Entries from a dataset of interfaces:
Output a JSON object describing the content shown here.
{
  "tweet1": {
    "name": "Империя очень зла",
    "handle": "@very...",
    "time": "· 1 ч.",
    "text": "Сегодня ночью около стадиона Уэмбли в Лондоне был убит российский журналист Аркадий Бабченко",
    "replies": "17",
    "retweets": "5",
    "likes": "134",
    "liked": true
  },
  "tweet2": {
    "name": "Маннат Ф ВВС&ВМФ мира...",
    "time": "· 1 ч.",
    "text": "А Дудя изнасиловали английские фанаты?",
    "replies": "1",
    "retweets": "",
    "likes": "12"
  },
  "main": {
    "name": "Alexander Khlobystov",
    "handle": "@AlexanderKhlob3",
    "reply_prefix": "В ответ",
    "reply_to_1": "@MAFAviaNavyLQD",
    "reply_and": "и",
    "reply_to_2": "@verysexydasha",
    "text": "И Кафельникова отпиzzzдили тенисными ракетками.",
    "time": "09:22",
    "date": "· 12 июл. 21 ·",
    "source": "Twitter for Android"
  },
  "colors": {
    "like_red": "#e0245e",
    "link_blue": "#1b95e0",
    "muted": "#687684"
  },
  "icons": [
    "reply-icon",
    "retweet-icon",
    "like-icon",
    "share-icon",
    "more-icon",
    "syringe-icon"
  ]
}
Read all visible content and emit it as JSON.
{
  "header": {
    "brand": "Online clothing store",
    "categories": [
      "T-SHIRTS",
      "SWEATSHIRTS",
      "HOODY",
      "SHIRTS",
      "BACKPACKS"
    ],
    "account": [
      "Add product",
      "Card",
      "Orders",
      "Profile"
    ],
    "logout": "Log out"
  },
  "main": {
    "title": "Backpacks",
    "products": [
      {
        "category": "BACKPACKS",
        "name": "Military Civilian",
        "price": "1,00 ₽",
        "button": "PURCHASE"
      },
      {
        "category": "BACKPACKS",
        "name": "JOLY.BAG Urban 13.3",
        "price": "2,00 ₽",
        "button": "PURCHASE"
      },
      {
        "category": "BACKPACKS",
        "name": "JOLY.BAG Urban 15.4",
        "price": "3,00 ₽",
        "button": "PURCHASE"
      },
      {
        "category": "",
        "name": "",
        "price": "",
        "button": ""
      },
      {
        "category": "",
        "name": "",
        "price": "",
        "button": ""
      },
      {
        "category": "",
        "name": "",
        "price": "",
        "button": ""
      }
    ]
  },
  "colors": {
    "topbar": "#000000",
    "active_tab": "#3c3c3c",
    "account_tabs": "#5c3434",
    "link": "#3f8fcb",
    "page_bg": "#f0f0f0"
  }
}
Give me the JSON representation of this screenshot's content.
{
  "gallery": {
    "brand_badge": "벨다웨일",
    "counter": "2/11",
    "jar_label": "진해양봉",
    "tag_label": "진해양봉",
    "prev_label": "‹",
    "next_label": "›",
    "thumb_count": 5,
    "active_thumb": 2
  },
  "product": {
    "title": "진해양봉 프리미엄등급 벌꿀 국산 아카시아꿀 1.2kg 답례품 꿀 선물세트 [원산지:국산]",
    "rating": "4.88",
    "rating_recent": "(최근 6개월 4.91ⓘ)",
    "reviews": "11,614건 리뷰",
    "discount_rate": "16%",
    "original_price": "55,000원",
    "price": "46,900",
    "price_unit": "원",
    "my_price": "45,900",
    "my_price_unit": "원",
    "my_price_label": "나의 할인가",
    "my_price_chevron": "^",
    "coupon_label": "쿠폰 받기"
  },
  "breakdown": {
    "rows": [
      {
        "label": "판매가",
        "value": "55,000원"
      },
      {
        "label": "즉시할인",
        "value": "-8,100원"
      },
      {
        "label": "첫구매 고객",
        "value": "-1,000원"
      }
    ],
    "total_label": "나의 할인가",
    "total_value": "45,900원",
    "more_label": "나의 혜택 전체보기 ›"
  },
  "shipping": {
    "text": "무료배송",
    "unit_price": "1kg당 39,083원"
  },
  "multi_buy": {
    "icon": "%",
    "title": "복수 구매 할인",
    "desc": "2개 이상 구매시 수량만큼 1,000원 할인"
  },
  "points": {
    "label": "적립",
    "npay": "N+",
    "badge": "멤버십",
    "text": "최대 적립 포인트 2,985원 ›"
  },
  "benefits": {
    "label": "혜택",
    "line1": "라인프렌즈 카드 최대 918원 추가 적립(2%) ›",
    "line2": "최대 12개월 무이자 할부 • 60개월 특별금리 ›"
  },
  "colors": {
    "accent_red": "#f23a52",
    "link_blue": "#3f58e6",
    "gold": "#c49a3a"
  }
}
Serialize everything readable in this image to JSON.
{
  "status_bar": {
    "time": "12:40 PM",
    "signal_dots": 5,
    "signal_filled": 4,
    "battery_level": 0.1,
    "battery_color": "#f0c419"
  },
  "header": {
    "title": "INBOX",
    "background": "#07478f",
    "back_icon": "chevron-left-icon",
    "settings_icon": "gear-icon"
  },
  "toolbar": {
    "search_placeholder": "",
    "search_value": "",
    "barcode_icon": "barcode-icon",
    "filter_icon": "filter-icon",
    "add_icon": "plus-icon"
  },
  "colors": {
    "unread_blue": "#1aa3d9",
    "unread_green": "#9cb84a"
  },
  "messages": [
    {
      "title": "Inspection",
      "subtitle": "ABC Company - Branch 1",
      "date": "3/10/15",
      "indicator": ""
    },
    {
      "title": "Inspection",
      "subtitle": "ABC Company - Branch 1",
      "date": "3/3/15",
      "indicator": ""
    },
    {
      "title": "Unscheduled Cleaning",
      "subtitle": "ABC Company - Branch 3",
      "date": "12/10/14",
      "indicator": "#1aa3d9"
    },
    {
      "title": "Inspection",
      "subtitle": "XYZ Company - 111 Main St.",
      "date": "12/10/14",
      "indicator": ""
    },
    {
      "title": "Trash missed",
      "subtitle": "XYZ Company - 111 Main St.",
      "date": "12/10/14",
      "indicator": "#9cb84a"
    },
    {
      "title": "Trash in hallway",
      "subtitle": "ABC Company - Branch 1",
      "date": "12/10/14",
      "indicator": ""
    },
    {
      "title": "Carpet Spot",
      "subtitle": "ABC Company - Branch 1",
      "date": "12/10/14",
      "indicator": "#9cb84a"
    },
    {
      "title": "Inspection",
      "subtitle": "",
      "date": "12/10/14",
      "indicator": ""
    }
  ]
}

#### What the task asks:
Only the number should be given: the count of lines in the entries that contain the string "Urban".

#### Response to this exercise:
2